y’all! they look like slow green explosions! thick as the best fro in the clique. a clique of them. a whole hood of soft jade. i’m a little beside myself, driving thru mississippi with tish, who is indeed a part of myself. she say i wish i could take a picture of all this green but it’s raining so we can’t photograph these perfect emerald lungs, these giant, ancient niggas. they must be niggas, right? how brown & giving they are. their fruit cousin to our hands, their flowers our songs. i wonder if i went a year without lotion if my skin would dry into bark & my naps would drink the light as my toes grew wild & twisted with thirst? do you think that’s how trees were invented? a bunch of niggas stood still in a field, waiting for a sign from an old god, their breath a prayer until all they could do was breathe. if i could be a tree, i’d know god is real. if i could be a tree, there’d be a heart knifed into my skin that’d read i ♥ all my niggas! if i could stand still in a field with tish & josh & blaire & jamila & cam & aaron & nate & angel & morgan & britteney & kelsey & aziza & krysta & d’allen & kamia & dorian & thiahera & all the niggas whose names burst my heart to joyful smithereens with their bright seeds i would be the happiest tree, i’d let all the birds live in me, glad to breathe in that constellation of green budding stars. o my god of negroes & foliage, roots & roots & roots, here we are black & ashy & filtering air, ready to be the forest, deliver us into an axeless world. sweet mother of chlorophyll & melanin branch & braid, dogwood & all my dawgs we stand, waiting to be made evergreen. we see your promise in the noonstar hear your word in the rain.
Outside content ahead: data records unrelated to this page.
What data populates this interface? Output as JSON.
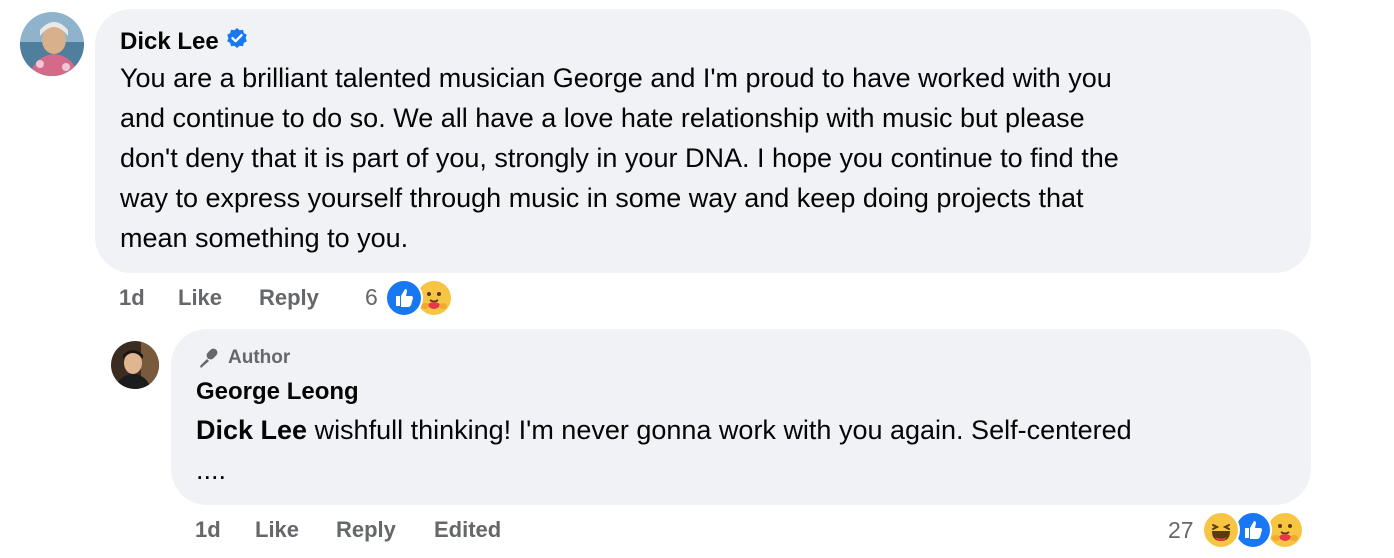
{
  "comment": {
    "author": "Dick Lee",
    "verified_icon": "verified-badge-icon",
    "lines": [
      "You are a brilliant talented musician George and I'm proud to have worked with you",
      "and continue to do so. We all have a love hate relationship with music but please",
      "don't deny that it is part of you, strongly in your DNA. I hope you continue to find the",
      "way to express yourself through music in some way and keep doing projects that",
      "mean something to you."
    ],
    "time": "1d",
    "like_label": "Like",
    "reply_label": "Reply",
    "reaction_count": "6",
    "reactions": [
      "like-reaction-icon",
      "care-reaction-icon"
    ]
  },
  "reply": {
    "badge": "Author",
    "badge_icon": "microphone-icon",
    "author": "George Leong",
    "mention": "Dick Lee",
    "line1": " wishfull thinking! I'm never gonna work with you again. Self-centered",
    "line2": "....",
    "time": "1d",
    "like_label": "Like",
    "reply_label": "Reply",
    "edited_label": "Edited",
    "reaction_count": "27",
    "reactions": [
      "haha-reaction-icon",
      "like-reaction-icon",
      "care-reaction-icon"
    ]
  },
  "colors": {
    "bubble": "#f0f2f5",
    "meta_text": "#65676b",
    "like_blue": "#1877f2",
    "verified_blue": "#1877f2"
  }
}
— for kevin
he cuts my grass detests the black president this is the first thing he shares then says he’s from canada where gretzky was born you know gretzky? he and i have been in michigan for the same amount of time lost a parent broke a heart had ours broken he is curious that i teach law & know a few things shouldn’t i be mowing lawns or laying cement? a black man like me in a suit more scarce in these parts than crawfish i don’t tell him i have seen him dancing butterball naked on social media i treat him with respect this mollifies him though it is simple: ten toes ten fingers nose mouth pain hearts pumping blood loves but he still speaks always unkindly of the black president assumes i will get angry like a child denied a toy but i don’t his wife is dying my big bro’s wife has the same disease this is where we all meet most days it is our balm & burden we compare stories when i see him i just remain quiet nod my head he invites me to church i don’t go though my imagination surges: people holding snakes the most segregated hour in America it’s been called last time i see him he’s happy his wife is alive but they have split up he doesn’t cut lawns he’s wearing a suit i attended a church last week not his i’m the only color in the room but there are no snakes i stand & sing hymns pray feel like i am on pluto watching a hockey game but no one there says anything bad about the black president & there’s a sign seen on their lawn: Black Lives Matter.